Citation: Dequanter D, Dok R, Koolen L, Vander Poorten V and Nuyts S (2017) Prognostic Significance of Glutathione Peroxidase Levels (GPx1) in Head and Neck Cancers. Front. Oncol. 7:84. doi: 10.3389/fonc.2017.00084

Received: 05 March 2017; Accepted: 18 April 2017;
Published: 09 May 2017

Edited by:

Jesper Grau Eriksen, Odense University Hospital, Denmark

Reviewed by:

Mohamed Saad Zaghloul, Cairo University, Egypt
Pernille Lassen, Aarhus University Hospital, Denmark
Joel S. Greenberger, University of Pittsburgh Medical Center, USA

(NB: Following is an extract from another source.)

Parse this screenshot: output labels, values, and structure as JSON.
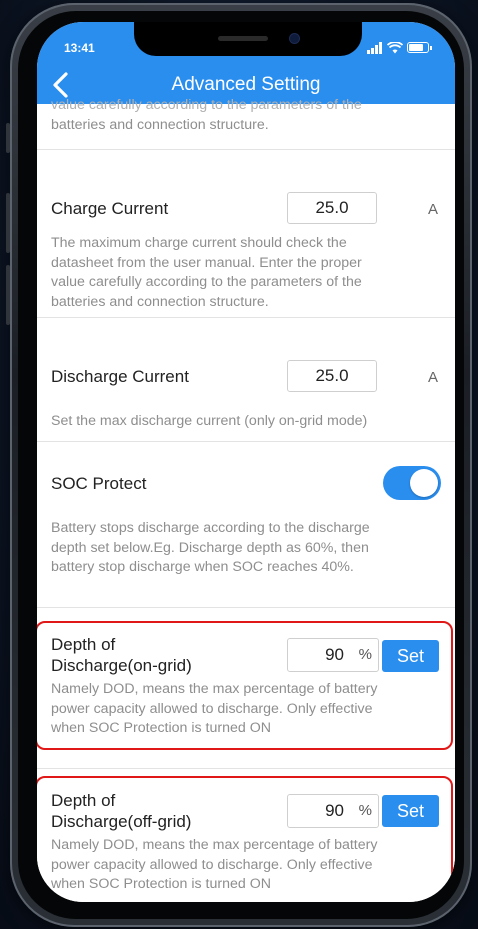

Copyright: © 2017 Dequanter, Dok, Koolen, Vander Poorten and Nuyts. This is an open-access article distributed under the terms of the Creative Commons Attribution License (CC BY). The use, distribution or reproduction in other forums is permitted, provided the original author(s) or licensor are credited and that the original publication in this journal is cited, in accordance with accepted academic practice. No use, distribution or reproduction is permitted which does not comply with these terms.

*Correspondence: Sandra Nuyts, sandra.nuyts@uzleuven.be